What the task requires – With all images omitted, write out the records word for word.

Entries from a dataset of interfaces

§

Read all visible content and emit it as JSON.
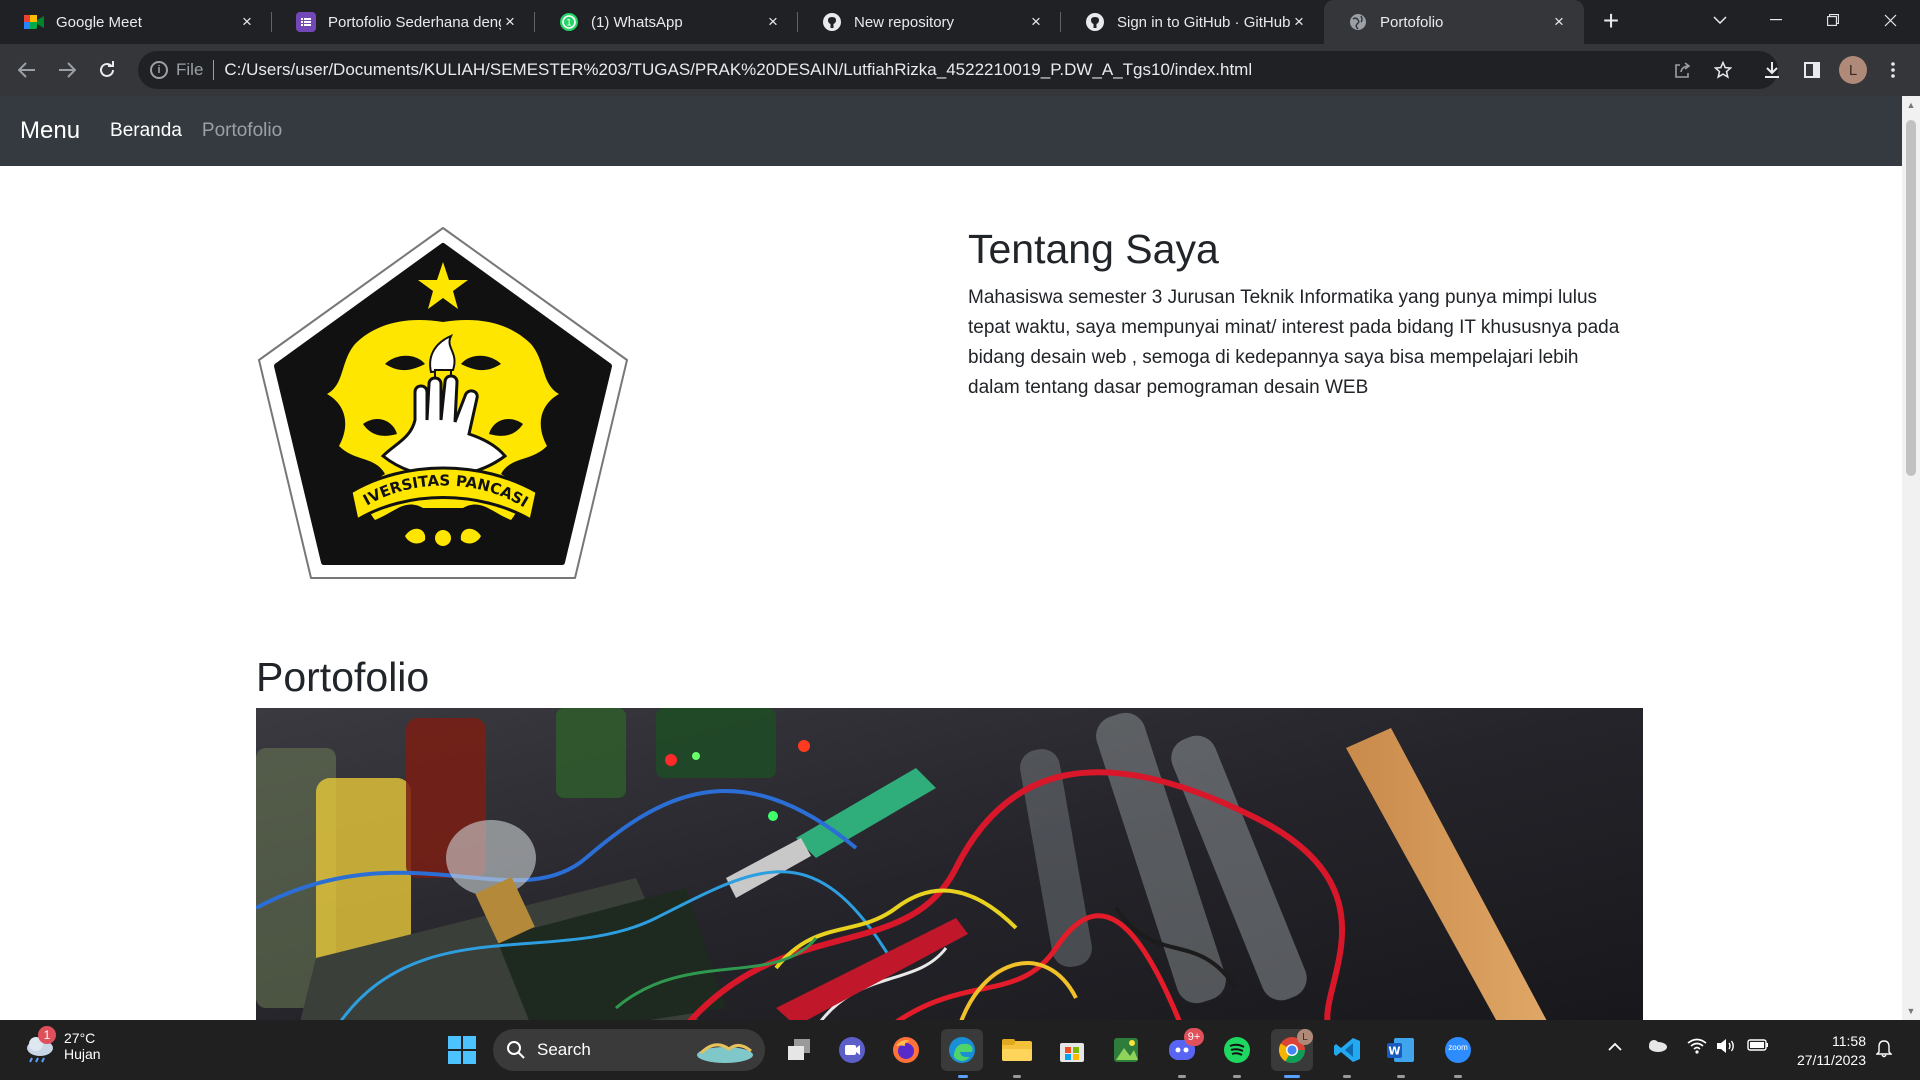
{
  "browser": {
    "tabs": [
      {
        "title": "Google Meet",
        "favicon": "google-meet-icon",
        "active": false
      },
      {
        "title": "Portofolio Sederhana deng",
        "favicon": "google-forms-icon",
        "active": false
      },
      {
        "title": "(1) WhatsApp",
        "favicon": "whatsapp-icon",
        "active": false
      },
      {
        "title": "New repository",
        "favicon": "github-icon",
        "active": false
      },
      {
        "title": "Sign in to GitHub · GitHub",
        "favicon": "github-icon",
        "active": false
      },
      {
        "title": "Portofolio",
        "favicon": "globe-icon",
        "active": true
      }
    ],
    "close_glyph": "×",
    "new_tab_glyph": "+",
    "address": {
      "scheme_label": "File",
      "url": "C:/Users/user/Documents/KULIAH/SEMESTER%203/TUGAS/PRAK%20DESAIN/LutfiahRizka_4522210019_P.DW_A_Tgs10/index.html"
    },
    "profile_initial": "L"
  },
  "page": {
    "navbar": {
      "brand": "Menu",
      "links": [
        {
          "label": "Beranda",
          "active": true
        },
        {
          "label": "Portofolio",
          "active": false
        }
      ]
    },
    "logo_text": "UNIVERSITAS PANCASILA",
    "about": {
      "title": "Tentang Saya",
      "body": "Mahasiswa semester 3 Jurusan Teknik Informatika yang punya mimpi lulus tepat waktu, saya mempunyai minat/ interest pada bidang IT khususnya pada bidang desain web , semoga di kedepannya saya bisa mempelajari lebih dalam tentang dasar pemograman desain WEB"
    },
    "portfolio_title": "Portofolio"
  },
  "taskbar": {
    "weather": {
      "temp": "27°C",
      "condition": "Hujan",
      "badge": "1"
    },
    "search_label": "Search",
    "discord_badge": "9+",
    "chrome_profile": "L",
    "zoom_label": "zoom",
    "time": "11:58",
    "date": "27/11/2023"
  },
  "colors": {
    "navbar_bg": "#343a40",
    "chrome_dark": "#202124",
    "chrome_toolbar": "#35363a",
    "logo_yellow": "#ffe600"
  }
}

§

Expected output –
Read all visible content and emit it as JSON.
{
  "browser": {
    "tabs": [
      {
        "title": "Google Meet",
        "favicon": "google-meet-icon",
        "active": false
      },
      {
        "title": "Portofolio Sederhana deng",
        "favicon": "google-forms-icon",
        "active": false
      },
      {
        "title": "(1) WhatsApp",
        "favicon": "whatsapp-icon",
        "active": false
      },
      {
        "title": "New repository",
        "favicon": "github-icon",
        "active": false
      },
      {
        "title": "Sign in to GitHub · GitHub",
        "favicon": "github-icon",
        "active": false
      },
      {
        "title": "Portofolio",
        "favicon": "globe-icon",
        "active": true
      }
    ],
    "close_glyph": "×",
    "new_tab_glyph": "+",
    "address": {
      "scheme_label": "File",
      "url": "C:/Users/user/Documents/KULIAH/SEMESTER%203/TUGAS/PRAK%20DESAIN/LutfiahRizka_4522210019_P.DW_A_Tgs10/index.html"
    },
    "profile_initial": "L"
  },
  "page": {
    "navbar": {
      "brand": "Menu",
      "links": [
        {
          "label": "Beranda",
          "active": true
        },
        {
          "label": "Portofolio",
          "active": false
        }
      ]
    },
    "logo_text": "UNIVERSITAS PANCASILA",
    "about": {
      "title": "Tentang Saya",
      "body": "Mahasiswa semester 3 Jurusan Teknik Informatika yang punya mimpi lulus tepat waktu, saya mempunyai minat/ interest pada bidang IT khususnya pada bidang desain web , semoga di kedepannya saya bisa mempelajari lebih dalam tentang dasar pemograman desain WEB"
    },
    "portfolio_title": "Portofolio"
  },
  "taskbar": {
    "weather": {
      "temp": "27°C",
      "condition": "Hujan",
      "badge": "1"
    },
    "search_label": "Search",
    "discord_badge": "9+",
    "chrome_profile": "L",
    "zoom_label": "zoom",
    "time": "11:58",
    "date": "27/11/2023"
  },
  "colors": {
    "navbar_bg": "#343a40",
    "chrome_dark": "#202124",
    "chrome_toolbar": "#35363a",
    "logo_yellow": "#ffe600"
  }
}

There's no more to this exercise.